Items from an interface collection:
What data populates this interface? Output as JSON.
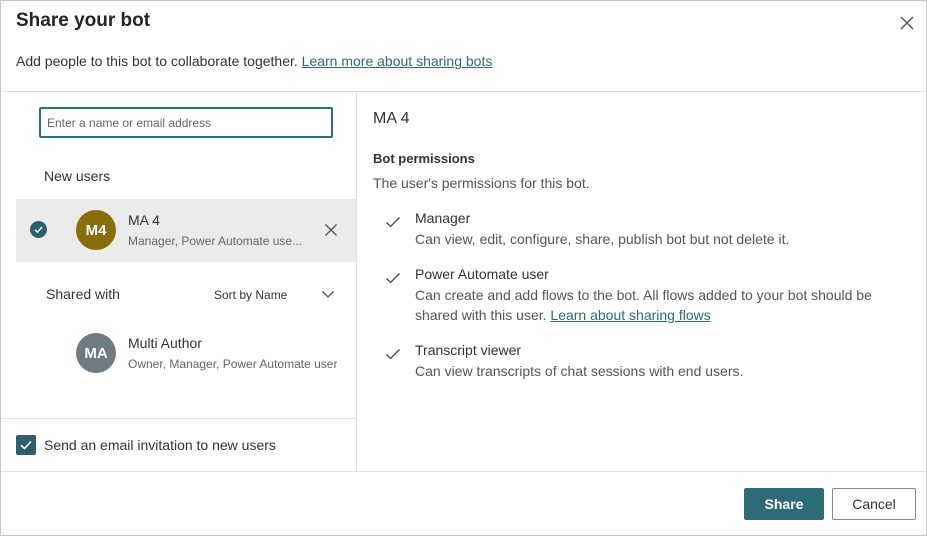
{
  "dialog": {
    "title": "Share your bot",
    "subtitle": "Add people to this bot to collaborate together. ",
    "subtitle_link": "Learn more about sharing bots",
    "close_icon": "close-icon"
  },
  "left": {
    "search_placeholder": "Enter a name or email address",
    "new_users_label": "New users",
    "new_users": [
      {
        "initials": "M4",
        "name": "MA 4",
        "role": "Manager, Power Automate use...",
        "avatar_color": "#8a6d0b",
        "selected": true
      }
    ],
    "shared_with_label": "Shared with",
    "sort_label": "Sort by Name",
    "shared_with": [
      {
        "initials": "MA",
        "name": "Multi Author",
        "role": "Owner, Manager, Power Automate user",
        "avatar_color": "#6e7b83"
      }
    ],
    "email_invite_label": "Send an email invitation to new users",
    "email_invite_checked": true
  },
  "right": {
    "user_title": "MA 4",
    "permissions_heading": "Bot permissions",
    "permissions_sub": "The user's permissions for this bot.",
    "permissions": [
      {
        "name": "Manager",
        "desc": "Can view, edit, configure, share, publish bot but not delete it.",
        "link": ""
      },
      {
        "name": "Power Automate user",
        "desc": "Can create and add flows to the bot. All flows added to your bot should be shared with this user. ",
        "link": "Learn about sharing flows"
      },
      {
        "name": "Transcript viewer",
        "desc": "Can view transcripts of chat sessions with end users.",
        "link": ""
      }
    ]
  },
  "footer": {
    "share_label": "Share",
    "cancel_label": "Cancel"
  },
  "colors": {
    "accent": "#2e6b78",
    "link": "#2b6a76",
    "selected_row": "#ebebeb"
  }
}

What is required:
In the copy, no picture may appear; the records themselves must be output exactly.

Solution to this problem:
What data populates this interface? Output as JSON.
{
  "dialog": {
    "title": "Share your bot",
    "subtitle": "Add people to this bot to collaborate together. ",
    "subtitle_link": "Learn more about sharing bots",
    "close_icon": "close-icon"
  },
  "left": {
    "search_placeholder": "Enter a name or email address",
    "new_users_label": "New users",
    "new_users": [
      {
        "initials": "M4",
        "name": "MA 4",
        "role": "Manager, Power Automate use...",
        "avatar_color": "#8a6d0b",
        "selected": true
      }
    ],
    "shared_with_label": "Shared with",
    "sort_label": "Sort by Name",
    "shared_with": [
      {
        "initials": "MA",
        "name": "Multi Author",
        "role": "Owner, Manager, Power Automate user",
        "avatar_color": "#6e7b83"
      }
    ],
    "email_invite_label": "Send an email invitation to new users",
    "email_invite_checked": true
  },
  "right": {
    "user_title": "MA 4",
    "permissions_heading": "Bot permissions",
    "permissions_sub": "The user's permissions for this bot.",
    "permissions": [
      {
        "name": "Manager",
        "desc": "Can view, edit, configure, share, publish bot but not delete it.",
        "link": ""
      },
      {
        "name": "Power Automate user",
        "desc": "Can create and add flows to the bot. All flows added to your bot should be shared with this user. ",
        "link": "Learn about sharing flows"
      },
      {
        "name": "Transcript viewer",
        "desc": "Can view transcripts of chat sessions with end users.",
        "link": ""
      }
    ]
  },
  "footer": {
    "share_label": "Share",
    "cancel_label": "Cancel"
  },
  "colors": {
    "accent": "#2e6b78",
    "link": "#2b6a76",
    "selected_row": "#ebebeb"
  }
}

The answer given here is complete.